When the opportunity came for me to participate as a volunteer in Glendale’s Pedestrian and Bicycle Count 2010 I jumped at the opportunity. Where else could I receive a crash course in conducting a reliable count of the folks who choose NOT to travel by car? Well, nowhere. Thanks, Colin Bogart in Glendale for hooking up Better Bike BH with all the tools we need for our own count!
For one thing, state law states that policy statements be fact-based and that plans be formulated based on an accurate statement of current conditions. So it should be with our bike plan, which is an adopted appendix to the General Plan, the required policy statement for local governments. The bike plan is also necessary should the city want to apply for state or Metro transportation grants.

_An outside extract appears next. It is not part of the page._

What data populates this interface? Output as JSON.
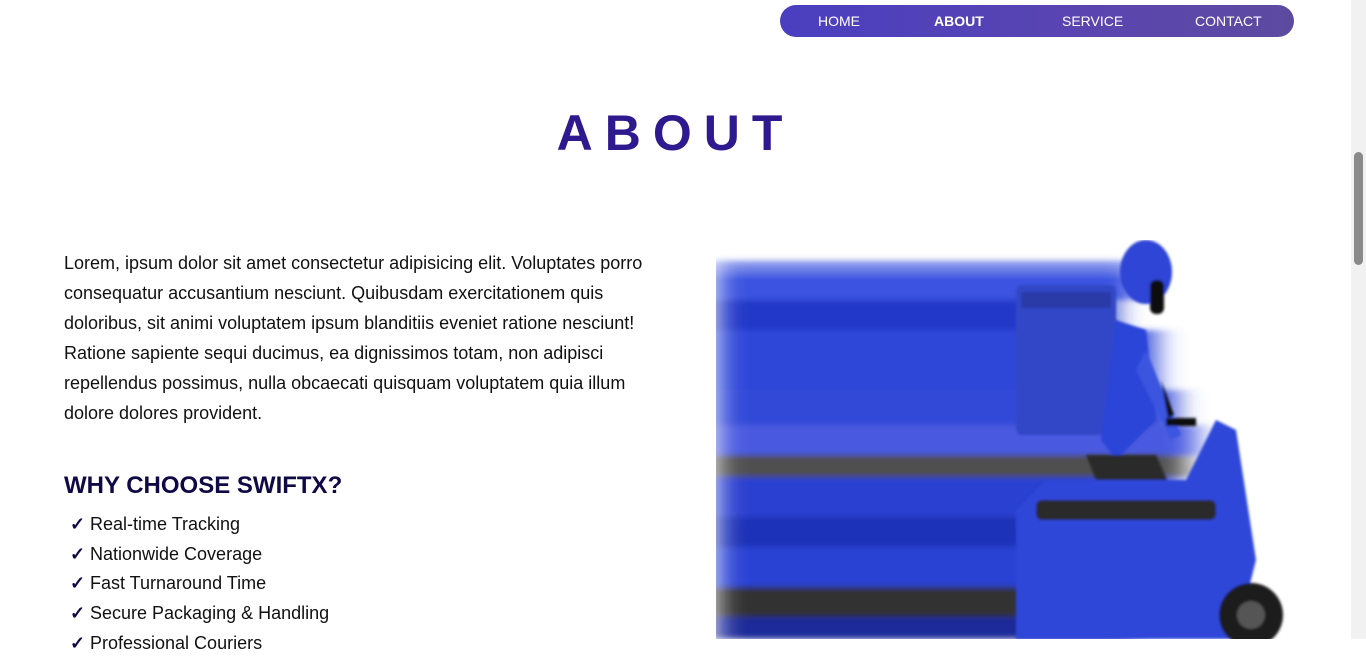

So you can imagine the surprise recently when talking with the Transportation folks here in Beverly Hills that our 5-page bike plan was not based on a count of pedestrians or cyclists, nor did it include maps that were any more recent than 1977. Hardly an effective policy statement or planning tool, I thought, especially when compared to the 100+ pages plans in other cities prepared by experienced bike planning consultants.
It also seemed like a serious obstacle to receiving Caltrans or Metro grants. (I later learned, however, that even a cynical, cursory plan would suffice for these agencies, and that in any case, Beverly Hills wasn’t applying for any grants anyway. We need to change that too.)
We also need a benchmark today and an idea over time of how transportation choice changes. We simply need to plan for how we here in the region may choose to travel in the future. Time for concerned citizens to roll up our sleeves!
Here’s How it Works
You’re assigned a corner and given a blank count sheet (left) and told to count all of the folks that move though the intersection, counting separately pedestrians, bicyclists, and even assisted persons. Within the bicycle category, you’re asked to not how many kids ride, how many cycle on the sidewalk and/or without a helmet, and those that cycle against the traffic too. This is a fine-grained count! From that simple base we can know the ratio of walkers to bikers as well as the extent of safety education that may be required to get folks to cycle safely. (Note: no data is kept on failure to stop or yield.)
Data junkies like me can then generate some nice charts. With subsequent counts in later years, we can establish trends to better understand the proportion of travelers using on or other mode of travel, as well as gauge to what extent outreach or safety education is reaching the masses. Genius!
This is not complicated once you get used to the count form. The way my partner Clarence (right) and I decided to do it at a T-intersection was to divide the ‘T’ in half, and everybody exiting the intersection on my side I counted (and vice-versa). Two hours later we had two filled count sheets, a tally sheet (below), and a mess of data for Colin!
If each Better Bike BH member can volunteer a couple of hours – and persuade someone to whom we’ll be indebted to do the same – we will understand just how many cyclists navigate our streets sans bike lanes, signage, or markings.
More bikes means better choices all around. Consider: policymakers can require less parking if more residents and employees arrive via foot- and pedal-power, relieving developers of an expensive burden. discounted mass transit rides or subsidized folding bikes that you buy and take on board. Instead of more parking spaces that sit empty more than half of the day, put some of those development funds into shower facilities or exercise rooms at work. The possibilities are limitless.
Seems like a no-brainer, right? COUNT ME BECAUSE I COUNT TOO!